##### THE DATA #####

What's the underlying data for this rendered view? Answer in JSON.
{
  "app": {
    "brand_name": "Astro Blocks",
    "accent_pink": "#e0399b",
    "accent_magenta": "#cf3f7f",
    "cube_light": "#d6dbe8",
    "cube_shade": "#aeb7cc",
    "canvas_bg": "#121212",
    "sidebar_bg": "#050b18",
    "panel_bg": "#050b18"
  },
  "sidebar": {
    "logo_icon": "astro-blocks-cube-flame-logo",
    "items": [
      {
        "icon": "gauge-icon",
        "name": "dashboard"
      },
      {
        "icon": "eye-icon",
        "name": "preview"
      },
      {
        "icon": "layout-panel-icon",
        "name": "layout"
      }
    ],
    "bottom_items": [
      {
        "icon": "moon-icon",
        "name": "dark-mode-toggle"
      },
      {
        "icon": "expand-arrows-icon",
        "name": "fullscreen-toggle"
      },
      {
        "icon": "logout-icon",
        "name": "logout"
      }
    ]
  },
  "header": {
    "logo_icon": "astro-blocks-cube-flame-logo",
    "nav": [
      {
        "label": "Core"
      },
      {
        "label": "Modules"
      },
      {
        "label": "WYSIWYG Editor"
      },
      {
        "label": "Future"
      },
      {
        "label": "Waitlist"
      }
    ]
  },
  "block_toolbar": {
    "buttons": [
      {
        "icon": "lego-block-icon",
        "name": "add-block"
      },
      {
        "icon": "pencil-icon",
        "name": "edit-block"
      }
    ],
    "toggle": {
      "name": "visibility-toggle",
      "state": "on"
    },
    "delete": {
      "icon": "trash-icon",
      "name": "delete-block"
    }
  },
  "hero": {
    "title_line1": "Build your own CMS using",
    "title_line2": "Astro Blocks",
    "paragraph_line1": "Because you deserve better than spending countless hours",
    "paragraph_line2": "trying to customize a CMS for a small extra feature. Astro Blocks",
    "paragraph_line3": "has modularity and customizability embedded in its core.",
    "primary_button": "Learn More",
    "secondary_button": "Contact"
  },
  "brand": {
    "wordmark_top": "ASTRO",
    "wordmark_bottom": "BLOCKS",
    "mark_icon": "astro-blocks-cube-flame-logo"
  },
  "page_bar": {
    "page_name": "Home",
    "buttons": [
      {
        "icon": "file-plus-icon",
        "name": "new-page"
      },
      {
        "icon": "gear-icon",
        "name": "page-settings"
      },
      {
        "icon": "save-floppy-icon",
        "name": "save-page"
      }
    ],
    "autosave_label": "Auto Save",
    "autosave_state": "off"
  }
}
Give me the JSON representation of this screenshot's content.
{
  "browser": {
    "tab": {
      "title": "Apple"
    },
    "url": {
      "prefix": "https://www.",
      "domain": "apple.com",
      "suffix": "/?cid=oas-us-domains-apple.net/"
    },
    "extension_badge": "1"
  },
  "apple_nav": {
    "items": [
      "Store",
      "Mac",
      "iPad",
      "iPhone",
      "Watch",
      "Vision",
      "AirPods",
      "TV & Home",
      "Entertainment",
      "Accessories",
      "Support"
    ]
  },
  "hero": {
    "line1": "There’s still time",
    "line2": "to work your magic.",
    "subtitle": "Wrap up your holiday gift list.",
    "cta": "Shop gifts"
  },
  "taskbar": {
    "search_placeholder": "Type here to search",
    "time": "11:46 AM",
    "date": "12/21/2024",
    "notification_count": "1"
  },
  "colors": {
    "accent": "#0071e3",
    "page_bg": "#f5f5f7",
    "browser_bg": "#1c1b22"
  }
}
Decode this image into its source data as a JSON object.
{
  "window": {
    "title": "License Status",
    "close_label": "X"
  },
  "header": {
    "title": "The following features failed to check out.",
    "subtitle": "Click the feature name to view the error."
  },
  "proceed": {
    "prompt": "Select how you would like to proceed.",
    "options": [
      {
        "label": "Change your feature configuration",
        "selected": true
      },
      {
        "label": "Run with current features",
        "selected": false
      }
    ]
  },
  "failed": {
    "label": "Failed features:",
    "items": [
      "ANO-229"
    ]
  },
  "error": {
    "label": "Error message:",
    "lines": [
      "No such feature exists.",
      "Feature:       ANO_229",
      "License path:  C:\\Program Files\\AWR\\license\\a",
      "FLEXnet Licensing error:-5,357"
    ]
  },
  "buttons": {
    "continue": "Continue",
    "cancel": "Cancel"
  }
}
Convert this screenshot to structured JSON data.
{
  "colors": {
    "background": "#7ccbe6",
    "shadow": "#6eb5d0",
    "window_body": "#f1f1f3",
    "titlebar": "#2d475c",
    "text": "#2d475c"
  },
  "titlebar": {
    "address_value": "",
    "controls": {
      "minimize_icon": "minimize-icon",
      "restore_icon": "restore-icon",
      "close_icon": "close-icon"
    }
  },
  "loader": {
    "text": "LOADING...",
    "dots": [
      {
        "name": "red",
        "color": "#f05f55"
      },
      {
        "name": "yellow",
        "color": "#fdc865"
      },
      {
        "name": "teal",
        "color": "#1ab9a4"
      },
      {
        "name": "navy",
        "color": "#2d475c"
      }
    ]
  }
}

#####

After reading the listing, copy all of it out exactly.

What's the underlying data for this rendered view? Answer in JSON.
{
  "app": {
    "brand_name": "Astro Blocks",
    "accent_pink": "#e0399b",
    "accent_magenta": "#cf3f7f",
    "cube_light": "#d6dbe8",
    "cube_shade": "#aeb7cc",
    "canvas_bg": "#121212",
    "sidebar_bg": "#050b18",
    "panel_bg": "#050b18"
  },
  "sidebar": {
    "logo_icon": "astro-blocks-cube-flame-logo",
    "items": [
      {
        "icon": "gauge-icon",
        "name": "dashboard"
      },
      {
        "icon": "eye-icon",
        "name": "preview"
      },
      {
        "icon": "layout-panel-icon",
        "name": "layout"
      }
    ],
    "bottom_items": [
      {
        "icon": "moon-icon",
        "name": "dark-mode-toggle"
      },
      {
        "icon": "expand-arrows-icon",
        "name": "fullscreen-toggle"
      },
      {
        "icon": "logout-icon",
        "name": "logout"
      }
    ]
  },
  "header": {
    "logo_icon": "astro-blocks-cube-flame-logo",
    "nav": [
      {
        "label": "Core"
      },
      {
        "label": "Modules"
      },
      {
        "label": "WYSIWYG Editor"
      },
      {
        "label": "Future"
      },
      {
        "label": "Waitlist"
      }
    ]
  },
  "block_toolbar": {
    "buttons": [
      {
        "icon": "lego-block-icon",
        "name": "add-block"
      },
      {
        "icon": "pencil-icon",
        "name": "edit-block"
      }
    ],
    "toggle": {
      "name": "visibility-toggle",
      "state": "on"
    },
    "delete": {
      "icon": "trash-icon",
      "name": "delete-block"
    }
  },
  "hero": {
    "title_line1": "Build your own CMS using",
    "title_line2": "Astro Blocks",
    "paragraph_line1": "Because you deserve better than spending countless hours",
    "paragraph_line2": "trying to customize a CMS for a small extra feature. Astro Blocks",
    "paragraph_line3": "has modularity and customizability embedded in its core.",
    "primary_button": "Learn More",
    "secondary_button": "Contact"
  },
  "brand": {
    "wordmark_top": "ASTRO",
    "wordmark_bottom": "BLOCKS",
    "mark_icon": "astro-blocks-cube-flame-logo"
  },
  "page_bar": {
    "page_name": "Home",
    "buttons": [
      {
        "icon": "file-plus-icon",
        "name": "new-page"
      },
      {
        "icon": "gear-icon",
        "name": "page-settings"
      },
      {
        "icon": "save-floppy-icon",
        "name": "save-page"
      }
    ],
    "autosave_label": "Auto Save",
    "autosave_state": "off"
  }
}
Give me the JSON representation of this screenshot's content.
{
  "browser": {
    "tab": {
      "title": "Apple"
    },
    "url": {
      "prefix": "https://www.",
      "domain": "apple.com",
      "suffix": "/?cid=oas-us-domains-apple.net/"
    },
    "extension_badge": "1"
  },
  "apple_nav": {
    "items": [
      "Store",
      "Mac",
      "iPad",
      "iPhone",
      "Watch",
      "Vision",
      "AirPods",
      "TV & Home",
      "Entertainment",
      "Accessories",
      "Support"
    ]
  },
  "hero": {
    "line1": "There’s still time",
    "line2": "to work your magic.",
    "subtitle": "Wrap up your holiday gift list.",
    "cta": "Shop gifts"
  },
  "taskbar": {
    "search_placeholder": "Type here to search",
    "time": "11:46 AM",
    "date": "12/21/2024",
    "notification_count": "1"
  },
  "colors": {
    "accent": "#0071e3",
    "page_bg": "#f5f5f7",
    "browser_bg": "#1c1b22"
  }
}
Decode this image into its source data as a JSON object.
{
  "window": {
    "title": "License Status",
    "close_label": "X"
  },
  "header": {
    "title": "The following features failed to check out.",
    "subtitle": "Click the feature name to view the error."
  },
  "proceed": {
    "prompt": "Select how you would like to proceed.",
    "options": [
      {
        "label": "Change your feature configuration",
        "selected": true
      },
      {
        "label": "Run with current features",
        "selected": false
      }
    ]
  },
  "failed": {
    "label": "Failed features:",
    "items": [
      "ANO-229"
    ]
  },
  "error": {
    "label": "Error message:",
    "lines": [
      "No such feature exists.",
      "Feature:       ANO_229",
      "License path:  C:\\Program Files\\AWR\\license\\a",
      "FLEXnet Licensing error:-5,357"
    ]
  },
  "buttons": {
    "continue": "Continue",
    "cancel": "Cancel"
  }
}
Convert this screenshot to structured JSON data.
{
  "colors": {
    "background": "#7ccbe6",
    "shadow": "#6eb5d0",
    "window_body": "#f1f1f3",
    "titlebar": "#2d475c",
    "text": "#2d475c"
  },
  "titlebar": {
    "address_value": "",
    "controls": {
      "minimize_icon": "minimize-icon",
      "restore_icon": "restore-icon",
      "close_icon": "close-icon"
    }
  },
  "loader": {
    "text": "LOADING...",
    "dots": [
      {
        "name": "red",
        "color": "#f05f55"
      },
      {
        "name": "yellow",
        "color": "#fdc865"
      },
      {
        "name": "teal",
        "color": "#1ab9a4"
      },
      {
        "name": "navy",
        "color": "#2d475c"
      }
    ]
  }
}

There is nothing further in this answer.